The world will come to a standstill if the US fails to bail out its troubled financial institutions, local analysts said yesterday.
Jeremy Gardiner, director at Investec Asset Management, said if the "dot-com bubble" of 1995 to 2001 was a flat tyre, this crisis was the seizing of the engine.
"The economy cannot simply roll to the side of the road to change a tyre, and therefore the significance of this situation should not be underestimated," he said.
On Monday lawmakers rejected a $700billion bailout for the US financial system, which saw Wall Street stocks lose about $1,2trillion in value in one day for the first time ever. The market volatility cost the local bourse R199,5billion.

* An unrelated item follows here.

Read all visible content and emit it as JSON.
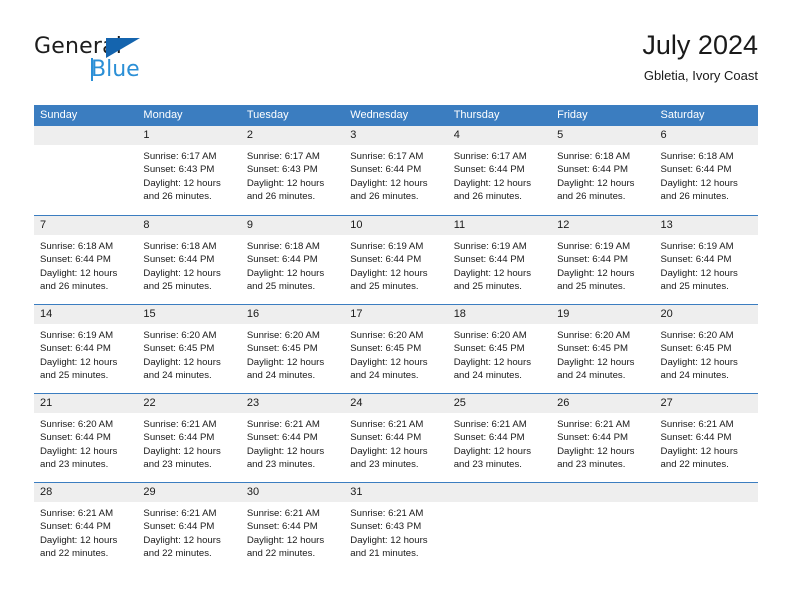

Christopher Gilmour, analyst at Absa Asset Management Private Clients, said the failure of the US Congress to pass the plan could have devastating global consequences. "Although it looks like a revised plan will be presented to congress as soon as possible - perhaps even by Thursday this week, it's not a slam dunk that it will be approved by the House of Representatives," said Gilmour.
He said if not approved, more US banks would fail and the credit crunch would become even more acute.
"But it goes way beyond that. US companies, small, medium or large, need working capital to pay their bills. As credit becomes more difficult to access, these companies either have to make an alternative plan or - in a worst case scenario - go bust," Gilmour said.
But already a lot of damage has been done. Since the beginning of the year, 600000 Americans have lost their jobs, pushing the unemployment rate up to about six percent. Some economists have suggested that this could go as high as eight percent by next year.
South African stocks ended more than three percent higher yesterday - breaking a two-day losing streak - following gains in overseas markets amid hopes of a fresh version of the US rescue deal. But traders said that global markets, including the JSE, remained troubled.
"It's a combination of bargain hunter-induced rebound and hopes that a new bailout plan is in the making in the US," one trader said. - With I-Net Bridge